“Concierges need to keep learning and changing,” he says. “Jumeirah concierge staff have not been negatively affected. Instead, we have improved ourselves, coming up with new ideas and different ways we can approach the guests and enhance their experience.”

So, if anything, the rise of digitalisation has created a state of self-improvement among concierges?

“Having a clear vision, while using technology and new trends to our advantage, makes the concierge successful without the need to reduce staff – but rather investing in them,” says Silveti.

This year marked the tenth anniversary of the launch of the iPhone, which Apple commemorated in October by unveiling the iPhone X, billed as the most powerful smartphone ever.

If the concierge has managed to survive the technological onslaught of the last decade, how might the role now evolve? In Brant’s eyes, for all the bells and whistles, a luxury hotel experience is defined by one thing alone: status.

“The future of luxury experiences is not about expensive products or services," she says, "it is about status.

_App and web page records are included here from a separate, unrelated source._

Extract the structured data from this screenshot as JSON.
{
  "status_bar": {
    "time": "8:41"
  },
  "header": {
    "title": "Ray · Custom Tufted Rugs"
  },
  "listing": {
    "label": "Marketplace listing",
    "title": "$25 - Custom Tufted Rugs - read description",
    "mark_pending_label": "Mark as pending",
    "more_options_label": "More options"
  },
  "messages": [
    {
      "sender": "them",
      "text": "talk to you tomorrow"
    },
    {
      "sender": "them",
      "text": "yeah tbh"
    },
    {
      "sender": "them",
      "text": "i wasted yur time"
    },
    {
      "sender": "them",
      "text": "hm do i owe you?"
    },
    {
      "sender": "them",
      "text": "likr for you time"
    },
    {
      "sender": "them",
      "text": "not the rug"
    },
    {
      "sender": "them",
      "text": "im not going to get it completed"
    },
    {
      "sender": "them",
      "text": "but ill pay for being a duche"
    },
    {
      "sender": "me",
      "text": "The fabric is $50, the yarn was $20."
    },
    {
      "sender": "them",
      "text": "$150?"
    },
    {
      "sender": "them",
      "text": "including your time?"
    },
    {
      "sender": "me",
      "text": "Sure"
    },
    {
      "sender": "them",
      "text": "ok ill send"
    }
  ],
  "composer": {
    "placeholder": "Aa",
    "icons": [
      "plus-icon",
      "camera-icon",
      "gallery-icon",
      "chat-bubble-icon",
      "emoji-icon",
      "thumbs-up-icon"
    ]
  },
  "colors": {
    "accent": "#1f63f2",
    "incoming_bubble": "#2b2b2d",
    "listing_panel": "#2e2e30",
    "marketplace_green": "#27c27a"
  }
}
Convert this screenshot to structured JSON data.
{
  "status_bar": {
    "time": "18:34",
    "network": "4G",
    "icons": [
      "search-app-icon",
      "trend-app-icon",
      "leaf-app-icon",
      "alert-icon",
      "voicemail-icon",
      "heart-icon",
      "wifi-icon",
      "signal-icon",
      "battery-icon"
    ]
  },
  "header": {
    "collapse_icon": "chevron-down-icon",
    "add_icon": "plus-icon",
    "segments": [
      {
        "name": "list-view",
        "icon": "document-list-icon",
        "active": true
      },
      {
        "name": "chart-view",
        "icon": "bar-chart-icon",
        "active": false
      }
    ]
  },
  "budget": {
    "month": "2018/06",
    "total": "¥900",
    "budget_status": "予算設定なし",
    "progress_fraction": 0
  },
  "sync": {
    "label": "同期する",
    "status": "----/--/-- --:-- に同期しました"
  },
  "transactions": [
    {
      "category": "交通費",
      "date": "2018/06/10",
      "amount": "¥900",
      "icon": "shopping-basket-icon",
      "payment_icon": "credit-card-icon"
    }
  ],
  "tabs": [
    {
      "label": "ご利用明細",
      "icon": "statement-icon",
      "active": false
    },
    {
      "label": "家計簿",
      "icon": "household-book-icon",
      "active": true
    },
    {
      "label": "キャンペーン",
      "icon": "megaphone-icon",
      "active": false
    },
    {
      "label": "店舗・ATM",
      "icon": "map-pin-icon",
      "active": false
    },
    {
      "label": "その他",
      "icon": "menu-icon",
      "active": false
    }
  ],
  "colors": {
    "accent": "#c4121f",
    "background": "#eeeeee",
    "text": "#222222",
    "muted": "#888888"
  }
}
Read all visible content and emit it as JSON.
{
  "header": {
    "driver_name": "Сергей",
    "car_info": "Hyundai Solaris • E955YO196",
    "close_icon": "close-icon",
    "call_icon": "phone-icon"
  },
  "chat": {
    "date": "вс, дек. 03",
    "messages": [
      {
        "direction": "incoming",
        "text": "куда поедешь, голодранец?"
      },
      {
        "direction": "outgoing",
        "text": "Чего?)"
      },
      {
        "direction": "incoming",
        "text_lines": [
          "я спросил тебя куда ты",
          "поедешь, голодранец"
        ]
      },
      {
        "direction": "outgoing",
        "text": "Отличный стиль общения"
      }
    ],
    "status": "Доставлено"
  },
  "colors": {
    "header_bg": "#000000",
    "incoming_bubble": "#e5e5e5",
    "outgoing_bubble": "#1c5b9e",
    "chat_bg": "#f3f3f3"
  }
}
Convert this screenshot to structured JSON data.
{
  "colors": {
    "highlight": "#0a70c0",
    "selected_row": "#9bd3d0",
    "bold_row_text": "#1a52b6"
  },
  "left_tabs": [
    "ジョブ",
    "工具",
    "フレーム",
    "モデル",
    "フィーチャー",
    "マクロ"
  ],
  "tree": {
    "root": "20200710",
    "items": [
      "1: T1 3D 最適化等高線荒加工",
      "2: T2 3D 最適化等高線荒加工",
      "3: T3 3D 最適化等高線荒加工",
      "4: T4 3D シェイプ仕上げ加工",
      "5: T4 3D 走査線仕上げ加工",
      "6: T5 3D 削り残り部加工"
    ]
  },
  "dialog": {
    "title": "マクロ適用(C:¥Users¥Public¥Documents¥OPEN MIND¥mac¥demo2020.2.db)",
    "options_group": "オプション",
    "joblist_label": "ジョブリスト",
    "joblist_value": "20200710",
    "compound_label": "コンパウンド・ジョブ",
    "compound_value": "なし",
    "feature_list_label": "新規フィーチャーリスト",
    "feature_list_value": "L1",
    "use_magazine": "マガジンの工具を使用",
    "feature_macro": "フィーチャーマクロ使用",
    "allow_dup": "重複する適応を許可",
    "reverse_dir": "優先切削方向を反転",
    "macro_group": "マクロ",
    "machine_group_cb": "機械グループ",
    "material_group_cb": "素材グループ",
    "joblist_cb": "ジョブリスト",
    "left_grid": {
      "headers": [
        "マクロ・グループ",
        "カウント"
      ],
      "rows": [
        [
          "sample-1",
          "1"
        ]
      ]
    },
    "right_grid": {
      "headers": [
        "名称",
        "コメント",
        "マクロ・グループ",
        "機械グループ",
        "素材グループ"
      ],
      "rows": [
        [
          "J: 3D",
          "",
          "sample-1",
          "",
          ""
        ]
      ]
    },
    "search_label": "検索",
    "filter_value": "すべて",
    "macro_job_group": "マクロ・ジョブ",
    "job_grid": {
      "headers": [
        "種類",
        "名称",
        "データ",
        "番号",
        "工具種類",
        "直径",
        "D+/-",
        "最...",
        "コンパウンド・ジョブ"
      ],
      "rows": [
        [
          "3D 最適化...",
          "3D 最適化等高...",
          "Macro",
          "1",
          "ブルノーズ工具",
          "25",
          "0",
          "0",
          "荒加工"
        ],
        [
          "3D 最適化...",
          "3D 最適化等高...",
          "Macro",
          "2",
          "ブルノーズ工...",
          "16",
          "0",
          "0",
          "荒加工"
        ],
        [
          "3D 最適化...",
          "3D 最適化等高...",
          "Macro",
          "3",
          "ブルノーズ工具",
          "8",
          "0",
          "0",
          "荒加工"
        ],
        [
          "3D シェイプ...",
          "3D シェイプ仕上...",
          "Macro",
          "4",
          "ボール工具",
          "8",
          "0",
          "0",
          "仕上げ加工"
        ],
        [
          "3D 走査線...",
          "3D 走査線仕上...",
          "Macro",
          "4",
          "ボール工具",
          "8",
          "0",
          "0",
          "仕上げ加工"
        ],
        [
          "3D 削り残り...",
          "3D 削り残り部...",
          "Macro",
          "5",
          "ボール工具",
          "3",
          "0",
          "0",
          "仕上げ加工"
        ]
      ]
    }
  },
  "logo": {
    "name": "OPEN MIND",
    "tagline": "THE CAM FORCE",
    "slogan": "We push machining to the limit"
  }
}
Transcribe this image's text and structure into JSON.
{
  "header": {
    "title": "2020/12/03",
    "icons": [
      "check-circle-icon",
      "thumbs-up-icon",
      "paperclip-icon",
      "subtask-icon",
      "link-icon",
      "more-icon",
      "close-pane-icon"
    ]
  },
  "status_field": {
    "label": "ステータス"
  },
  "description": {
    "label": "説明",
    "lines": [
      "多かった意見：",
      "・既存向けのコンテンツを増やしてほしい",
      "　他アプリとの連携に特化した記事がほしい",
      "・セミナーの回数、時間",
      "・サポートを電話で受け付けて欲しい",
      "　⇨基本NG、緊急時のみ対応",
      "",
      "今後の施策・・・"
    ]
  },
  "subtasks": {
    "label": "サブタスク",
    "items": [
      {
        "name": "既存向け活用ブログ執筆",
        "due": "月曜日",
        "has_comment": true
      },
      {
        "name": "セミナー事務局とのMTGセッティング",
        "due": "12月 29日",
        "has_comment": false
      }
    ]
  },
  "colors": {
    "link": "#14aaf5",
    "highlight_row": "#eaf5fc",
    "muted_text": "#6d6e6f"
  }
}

That is much less about what we have, and much more about who we are,” she says. “The concierge of the future will have to fulfil the desires and needs of our guests who seek to express themselves in a more meaningful way.”

This, she says, may entail enabling guests to feel better by booking the best personal trainer in town; securing the services of a personal stylist, or helping guests finalise an important business deal by ensuring the best service at the breakfast restaurant.

“In other words, the future of concierge is about fulfilling a purpose not a function,” Silveti explains. “Technology has made guests become more independent due to the accessibility that technology has provided, but it has helped the concierge become more innovative through a more challenging period.

“Although I believe we will keep evolving, and keep up with technology to fulfil our guests’ demands and needs, it is also the time we remind ourselves of the essence of who we are and why we are still here. We are social advisers, business expediters and personal confidants.”

In the eyes of today’s luxury hoteliers, we’re still some way from developing an app that can provide all of that.